The listing that follows should be copied in full and exactly, with no pictures.

● ● ●

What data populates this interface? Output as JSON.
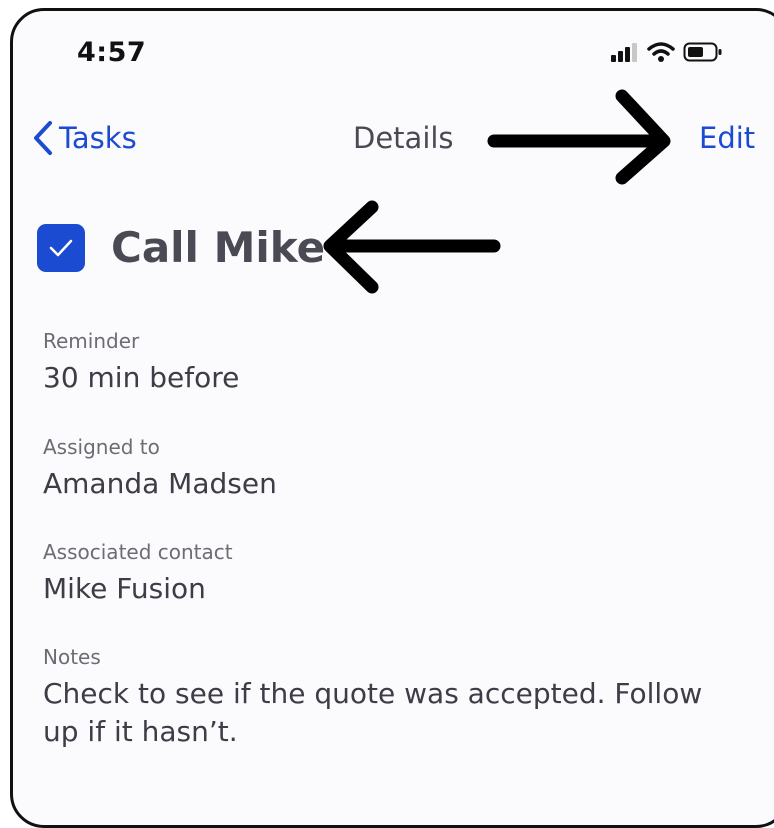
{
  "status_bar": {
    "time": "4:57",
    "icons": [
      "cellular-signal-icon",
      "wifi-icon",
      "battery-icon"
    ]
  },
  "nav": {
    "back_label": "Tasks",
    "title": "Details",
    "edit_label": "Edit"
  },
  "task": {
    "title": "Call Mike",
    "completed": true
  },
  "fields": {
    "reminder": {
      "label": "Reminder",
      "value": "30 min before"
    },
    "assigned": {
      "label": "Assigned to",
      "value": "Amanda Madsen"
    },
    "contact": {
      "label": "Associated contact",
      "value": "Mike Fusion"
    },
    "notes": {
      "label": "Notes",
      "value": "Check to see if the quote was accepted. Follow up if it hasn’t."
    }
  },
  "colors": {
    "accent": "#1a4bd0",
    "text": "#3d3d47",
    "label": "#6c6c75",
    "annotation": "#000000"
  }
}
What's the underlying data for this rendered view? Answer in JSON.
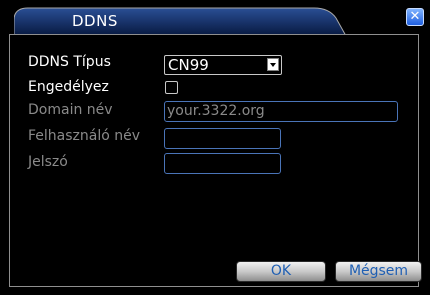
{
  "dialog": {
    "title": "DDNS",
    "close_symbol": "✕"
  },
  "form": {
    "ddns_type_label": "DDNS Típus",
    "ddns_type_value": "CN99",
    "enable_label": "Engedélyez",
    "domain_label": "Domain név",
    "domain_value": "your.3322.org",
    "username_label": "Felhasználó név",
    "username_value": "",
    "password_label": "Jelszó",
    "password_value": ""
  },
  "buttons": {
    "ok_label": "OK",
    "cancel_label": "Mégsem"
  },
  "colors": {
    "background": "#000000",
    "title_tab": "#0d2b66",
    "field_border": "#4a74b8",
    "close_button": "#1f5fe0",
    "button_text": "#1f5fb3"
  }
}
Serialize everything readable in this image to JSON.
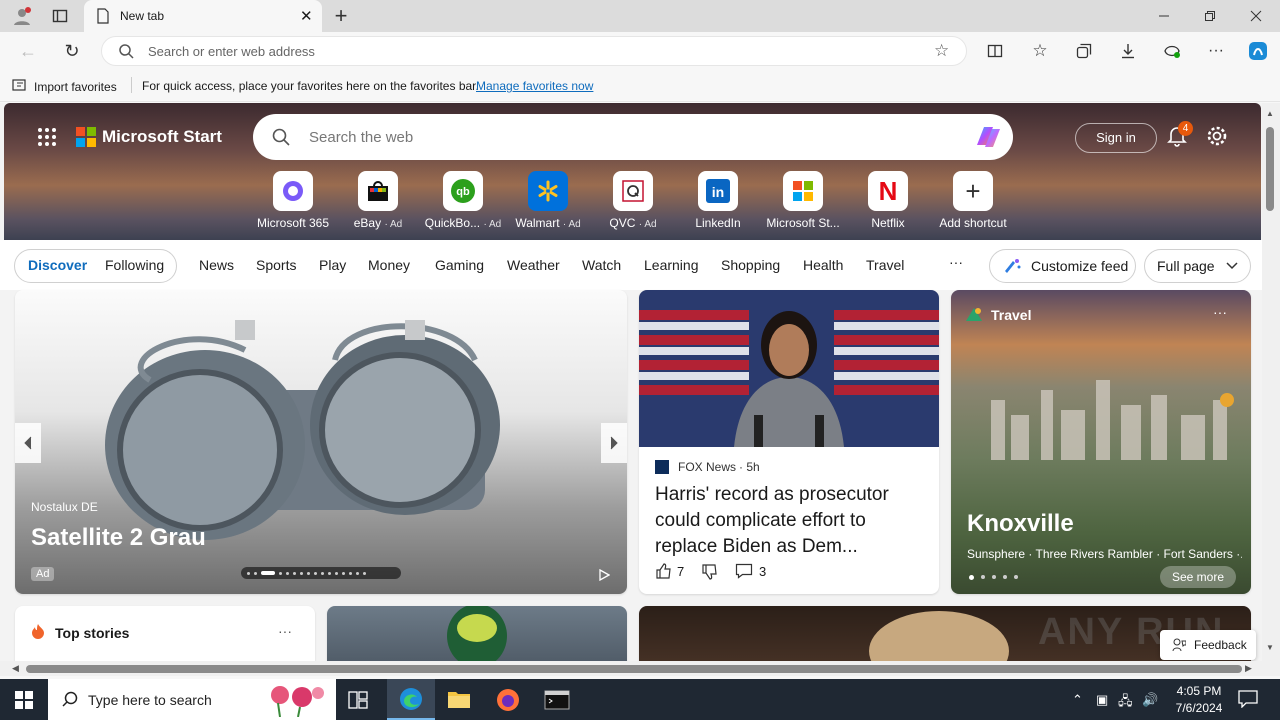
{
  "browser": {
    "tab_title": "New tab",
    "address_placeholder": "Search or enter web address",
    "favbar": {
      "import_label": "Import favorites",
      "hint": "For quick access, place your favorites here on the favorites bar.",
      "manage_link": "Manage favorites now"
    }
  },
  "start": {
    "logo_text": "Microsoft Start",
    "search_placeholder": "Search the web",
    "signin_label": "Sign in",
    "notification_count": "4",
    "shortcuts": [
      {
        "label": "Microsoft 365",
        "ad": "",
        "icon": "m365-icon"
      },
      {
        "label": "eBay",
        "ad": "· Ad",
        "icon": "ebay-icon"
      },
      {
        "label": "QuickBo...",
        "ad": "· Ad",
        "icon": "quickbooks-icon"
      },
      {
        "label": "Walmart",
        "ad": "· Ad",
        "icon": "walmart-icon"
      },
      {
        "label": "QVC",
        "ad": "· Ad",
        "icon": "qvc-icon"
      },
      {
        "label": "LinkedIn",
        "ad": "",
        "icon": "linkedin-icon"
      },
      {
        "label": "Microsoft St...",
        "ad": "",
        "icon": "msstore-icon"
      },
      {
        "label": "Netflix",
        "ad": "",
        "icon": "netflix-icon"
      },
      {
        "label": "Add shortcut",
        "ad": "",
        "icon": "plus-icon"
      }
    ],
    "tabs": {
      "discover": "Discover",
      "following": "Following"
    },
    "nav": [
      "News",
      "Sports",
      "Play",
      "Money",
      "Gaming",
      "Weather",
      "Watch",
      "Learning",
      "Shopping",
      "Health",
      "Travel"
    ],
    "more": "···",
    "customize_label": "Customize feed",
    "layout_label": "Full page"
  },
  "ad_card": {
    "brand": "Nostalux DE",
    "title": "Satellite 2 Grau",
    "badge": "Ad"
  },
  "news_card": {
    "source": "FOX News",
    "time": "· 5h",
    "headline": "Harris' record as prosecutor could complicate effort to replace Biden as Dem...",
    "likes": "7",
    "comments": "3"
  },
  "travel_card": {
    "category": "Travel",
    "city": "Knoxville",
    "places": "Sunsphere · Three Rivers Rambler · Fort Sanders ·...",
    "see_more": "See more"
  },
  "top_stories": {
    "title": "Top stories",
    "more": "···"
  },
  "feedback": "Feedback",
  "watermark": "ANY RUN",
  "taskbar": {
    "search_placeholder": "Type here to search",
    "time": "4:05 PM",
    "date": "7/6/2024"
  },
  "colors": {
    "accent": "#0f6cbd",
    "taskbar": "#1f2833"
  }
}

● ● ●

### OUTPUT FOR THIS TASK
What data populates this interface? Output as JSON.
{
  "status_bar": {
    "time": "4:57",
    "icons": [
      "cellular-signal-icon",
      "wifi-icon",
      "battery-icon"
    ]
  },
  "nav": {
    "back_label": "Tasks",
    "title": "Details",
    "edit_label": "Edit"
  },
  "task": {
    "title": "Call Mike",
    "completed": true
  },
  "fields": {
    "reminder": {
      "label": "Reminder",
      "value": "30 min before"
    },
    "assigned": {
      "label": "Assigned to",
      "value": "Amanda Madsen"
    },
    "contact": {
      "label": "Associated contact",
      "value": "Mike Fusion"
    },
    "notes": {
      "label": "Notes",
      "value": "Check to see if the quote was accepted. Follow up if it hasn’t."
    }
  },
  "colors": {
    "accent": "#1a4bd0",
    "text": "#3d3d47",
    "label": "#6c6c75",
    "annotation": "#000000"
  }
}
What's the underlying data for this rendered view? Answer in JSON.
{
  "dialog": {
    "title": "DDNS",
    "close_symbol": "✕"
  },
  "form": {
    "ddns_type_label": "DDNS Típus",
    "ddns_type_value": "CN99",
    "enable_label": "Engedélyez",
    "domain_label": "Domain név",
    "domain_value": "your.3322.org",
    "username_label": "Felhasználó név",
    "username_value": "",
    "password_label": "Jelszó",
    "password_value": ""
  },
  "buttons": {
    "ok_label": "OK",
    "cancel_label": "Mégsem"
  },
  "colors": {
    "background": "#000000",
    "title_tab": "#0d2b66",
    "field_border": "#4a74b8",
    "close_button": "#1f5fe0",
    "button_text": "#1f5fb3"
  }
}
Serialize everything readable in this image to JSON.
{
  "browser": {
    "tab_title": "New tab",
    "address_placeholder": "Search or enter web address",
    "favbar": {
      "import_label": "Import favorites",
      "hint": "For quick access, place your favorites here on the favorites bar.",
      "manage_link": "Manage favorites now"
    }
  },
  "start": {
    "logo_text": "Microsoft Start",
    "search_placeholder": "Search the web",
    "signin_label": "Sign in",
    "notification_count": "4",
    "shortcuts": [
      {
        "label": "Microsoft 365",
        "ad": "",
        "icon": "m365-icon"
      },
      {
        "label": "eBay",
        "ad": "· Ad",
        "icon": "ebay-icon"
      },
      {
        "label": "QuickBo...",
        "ad": "· Ad",
        "icon": "quickbooks-icon"
      },
      {
        "label": "Walmart",
        "ad": "· Ad",
        "icon": "walmart-icon"
      },
      {
        "label": "QVC",
        "ad": "· Ad",
        "icon": "qvc-icon"
      },
      {
        "label": "LinkedIn",
        "ad": "",
        "icon": "linkedin-icon"
      },
      {
        "label": "Microsoft St...",
        "ad": "",
        "icon": "msstore-icon"
      },
      {
        "label": "Netflix",
        "ad": "",
        "icon": "netflix-icon"
      },
      {
        "label": "Add shortcut",
        "ad": "",
        "icon": "plus-icon"
      }
    ],
    "tabs": {
      "discover": "Discover",
      "following": "Following"
    },
    "nav": [
      "News",
      "Sports",
      "Play",
      "Money",
      "Gaming",
      "Weather",
      "Watch",
      "Learning",
      "Shopping",
      "Health",
      "Travel"
    ],
    "more": "···",
    "customize_label": "Customize feed",
    "layout_label": "Full page"
  },
  "ad_card": {
    "brand": "Nostalux DE",
    "title": "Satellite 2 Grau",
    "badge": "Ad"
  },
  "news_card": {
    "source": "FOX News",
    "time": "· 5h",
    "headline": "Harris' record as prosecutor could complicate effort to replace Biden as Dem...",
    "likes": "7",
    "comments": "3"
  },
  "travel_card": {
    "category": "Travel",
    "city": "Knoxville",
    "places": "Sunsphere · Three Rivers Rambler · Fort Sanders ·...",
    "see_more": "See more"
  },
  "top_stories": {
    "title": "Top stories",
    "more": "···"
  },
  "feedback": "Feedback",
  "watermark": "ANY RUN",
  "taskbar": {
    "search_placeholder": "Type here to search",
    "time": "4:05 PM",
    "date": "7/6/2024"
  },
  "colors": {
    "accent": "#0f6cbd",
    "taskbar": "#1f2833"
  }
}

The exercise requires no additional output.